A further step is in groups of schools. I do not believe that every school will be forced into a trust – those very forces of capacity stand in the way of this. But I do believe that every school should seek out a group of like-minded schools and join together in voluntary but purposeful collaboration. There should be a variety of “trust” and federation models and the profession should create them. We should be driven by the chance to make a difference with inspiring colleagues not by threats and incentives.

There is work we can do on QTS and a fairer funding formula but we should also keep up the pressure for reform of inspection. External challenge must remain part of the system, but Ofsted is too intrusive. We spend too long second-guessing the inspector instead of doing what we know to be right. We cannot reform assessment until we have confidence in Ofsted’s approach to data and progress. Because so much rests on it, the outstanding grade is a subtle constraint on those leaders who should be most independent and confident. We should aspire to outstanding for every school but we should not hand the definition of excellence to our regulator. The Ofsted reforms coming into effect this September are positive but we need more. And the spectre of capacity haunts even inspection – high quality inspection needs skilled and experienced inspectors: where will they all come from?
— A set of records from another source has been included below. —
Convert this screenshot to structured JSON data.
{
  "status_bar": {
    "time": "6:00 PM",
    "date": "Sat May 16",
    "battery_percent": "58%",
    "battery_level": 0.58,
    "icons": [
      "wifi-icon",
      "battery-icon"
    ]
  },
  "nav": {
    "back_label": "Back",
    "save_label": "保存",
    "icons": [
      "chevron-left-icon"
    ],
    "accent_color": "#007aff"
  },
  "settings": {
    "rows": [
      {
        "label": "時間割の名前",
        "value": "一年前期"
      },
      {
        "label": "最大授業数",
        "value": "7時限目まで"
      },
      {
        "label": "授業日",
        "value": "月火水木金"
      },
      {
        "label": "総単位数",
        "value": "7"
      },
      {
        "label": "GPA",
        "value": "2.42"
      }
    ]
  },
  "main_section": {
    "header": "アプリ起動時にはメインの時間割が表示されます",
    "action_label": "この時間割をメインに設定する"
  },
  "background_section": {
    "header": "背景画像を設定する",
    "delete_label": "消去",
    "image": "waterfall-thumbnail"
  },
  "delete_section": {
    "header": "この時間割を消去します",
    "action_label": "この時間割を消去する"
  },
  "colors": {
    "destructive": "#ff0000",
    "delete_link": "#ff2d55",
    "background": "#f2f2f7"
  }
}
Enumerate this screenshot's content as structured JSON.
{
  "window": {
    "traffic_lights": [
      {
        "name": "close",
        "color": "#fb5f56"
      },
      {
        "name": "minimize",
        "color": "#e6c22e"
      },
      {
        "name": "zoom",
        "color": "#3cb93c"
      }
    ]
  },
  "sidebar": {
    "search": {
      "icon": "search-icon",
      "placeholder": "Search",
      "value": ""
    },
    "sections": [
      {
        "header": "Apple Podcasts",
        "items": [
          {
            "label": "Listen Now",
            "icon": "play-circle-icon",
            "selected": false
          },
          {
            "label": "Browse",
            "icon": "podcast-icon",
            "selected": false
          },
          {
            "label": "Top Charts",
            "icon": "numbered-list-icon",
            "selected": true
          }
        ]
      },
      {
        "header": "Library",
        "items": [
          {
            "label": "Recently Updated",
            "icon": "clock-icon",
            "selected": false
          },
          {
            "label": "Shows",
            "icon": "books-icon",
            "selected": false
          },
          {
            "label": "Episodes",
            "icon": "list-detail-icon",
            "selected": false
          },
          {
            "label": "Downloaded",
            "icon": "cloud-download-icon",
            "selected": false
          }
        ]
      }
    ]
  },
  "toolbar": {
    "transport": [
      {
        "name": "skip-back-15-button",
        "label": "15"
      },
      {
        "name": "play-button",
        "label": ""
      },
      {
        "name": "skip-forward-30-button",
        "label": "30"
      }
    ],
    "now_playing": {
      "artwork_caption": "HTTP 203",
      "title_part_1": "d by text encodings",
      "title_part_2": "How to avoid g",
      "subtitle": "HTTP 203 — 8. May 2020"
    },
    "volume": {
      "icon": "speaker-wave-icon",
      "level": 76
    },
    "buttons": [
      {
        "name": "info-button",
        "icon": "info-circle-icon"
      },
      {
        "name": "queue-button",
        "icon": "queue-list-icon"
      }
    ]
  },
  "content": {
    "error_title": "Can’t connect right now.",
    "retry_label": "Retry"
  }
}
We have a simple mantra at NAHT: take ownership of standards and take responsibility for each other. This is a strategy, we hope, fit for the era of capacity.